As the world-famous Berlin Philharmonic under its chief conductor Kirill Petrenko struck the final chords of Sergei Rachmaninov’s Second Symphony on Saturday evening, the audience rose to its feet to give it a long and rapturous standing ovation.
“Attending a real concert changes everything,” said one audience member, Peter, in his thirties. “I have been watching concerts on video but that’s nothing compared to this.”
For violinist Aleksandar Ivic, too, the return to stage before a crowd has been nothing less than emotional.
“For months, we have been playing without an audience, which is still better than nothing. But the spectators make the difference between 2D and 3D,” he told AFP.
It is “us plus the public that can bring us to a state that we cannot achieve by playing alone,” he said.
As in other countries around the world, Germany’s cultural scene has been devastated by repeated shutdowns aimed at stemming the spread of the virus.
Some opera houses and symphony orchestras improvised during the summer, taking advantage of the good weather to bring performances outdoors including to backyards of private residences, or to smaller audiences.
But after a limited restart in the autumn when set numbers of spectators were allowed indoors again, concert halls and theatres were shut once more from November.
Some shops were allowed to reopen in March following the latest shutdown in December, nurturing hopes that cultural facilities might be able to welcome live audiences again.
But infection numbers have since risen, and are now surging at an exponential rate.
Chancellor Angela Merkel, who is meeting regional leaders of Germany’s 16 states later Monday to decide new measures to contain the virus, has warned that a shutdown will have to be tightened again.
With Germany’s inoculation campaign also progressing at a sluggish pace, the country is poised for further restrictions into April.
Despite the dismal prospects, the Berlin Philharmonic’s general manager Andrea Zietschmann said her institution had joined in Berlin authorities’ pilot project to find a way for the culture sector to operate despite the pandemic.
Just ahead of the concert, Zietschman went on stage to voice her and “the musicians’ emotions” at greeting a crowd again.
Tests, masks, distance
At the Philharmonic’s concert, strict rules were in place to reduce the risk of contagion.
Spectators were required to give their names when purchasing the tickets, which were not transferable.
They were then mandated to get a free test on the day of the concert in one of five centres cooperating with the Philharmonic or at the concert hall itself.
Medical staff in protective suits were at hand to administer the swabs.
Those testing positive would have their tickets reimbursed, although no one had to be turned away from Saturday’s concert.
During the show, it was masks on for all spectators.

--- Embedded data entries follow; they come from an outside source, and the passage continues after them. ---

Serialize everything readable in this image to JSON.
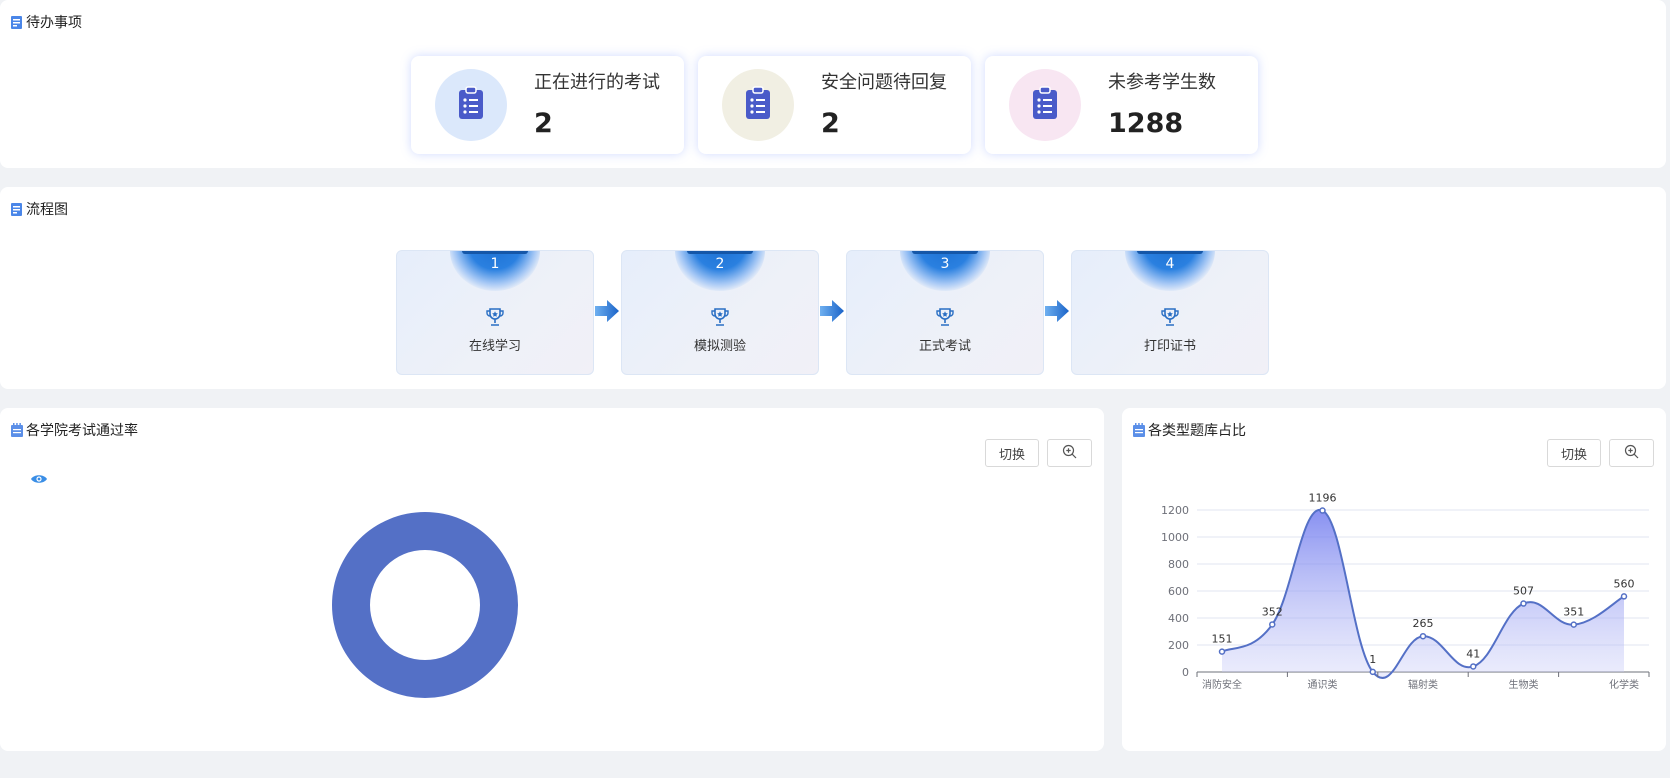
{
  "todo": {
    "title": "待办事项",
    "cards": [
      {
        "label": "正在进行的考试",
        "value": "2",
        "circle_color": "#dbe8fb"
      },
      {
        "label": "安全问题待回复",
        "value": "2",
        "circle_color": "#f1efe3"
      },
      {
        "label": "未参考学生数",
        "value": "1288",
        "circle_color": "#f8e6f2"
      }
    ],
    "icon": "clipboard-icon",
    "icon_color": "#4a5bc9"
  },
  "flow": {
    "title": "流程图",
    "steps": [
      {
        "num": "1",
        "label": "在线学习"
      },
      {
        "num": "2",
        "label": "模拟测验"
      },
      {
        "num": "3",
        "label": "正式考试"
      },
      {
        "num": "4",
        "label": "打印证书"
      }
    ],
    "step_icon": "trophy-icon",
    "connector_icon": "arrow-right-icon"
  },
  "pass_rate": {
    "title": "各学院考试通过率",
    "switch_label": "切换",
    "zoom_icon": "zoom-in-icon",
    "legend_icon": "eye-icon",
    "chart_data": {
      "type": "pie",
      "values": [
        100
      ],
      "colors": [
        "#5470c6"
      ]
    }
  },
  "bank_ratio": {
    "title": "各类型题库占比",
    "switch_label": "切换",
    "zoom_icon": "zoom-in-icon",
    "chart_data": {
      "type": "area",
      "x": [
        "消防安全",
        "",
        "通识类",
        "",
        "辐射类",
        "",
        "生物类",
        "",
        "化学类"
      ],
      "tick_labels": [
        "消防安全",
        "通识类",
        "辐射类",
        "生物类",
        "化学类"
      ],
      "values": [
        151,
        352,
        1196,
        1,
        265,
        41,
        507,
        351,
        560
      ],
      "ylim": [
        0,
        1200
      ],
      "yticks": [
        0,
        200,
        400,
        600,
        800,
        1000,
        1200
      ],
      "grid": true,
      "smooth": true,
      "line_color": "#5470c6"
    }
  }
}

Every next seat was left unoccupied.
To limit movements around the hall, no refreshments were sold, and no coat check service offered.
The site was also regularly disinfected and aerated with a specialised air-conditioning system.
Musicians sat a metre (three feet) apart, except for wind players, who were at 1.5 metres apart.
In all, about a dozen concert halls and theatres joined in the pilot project.
The Berliner Ensemble, a theatre company founded by Bertolt Brecht, put up its first show in months with an audience on Friday evening before several hundred people.
“What is important is that culture is put back on the rails. In Spain, in Poland, in Luxembourg, there is theatre, opera,” said Berliner Ensemble director Oliver Reese.
“We are in mid-March and we still have no idea what will happen in April or May. We cannot bear that,” he said.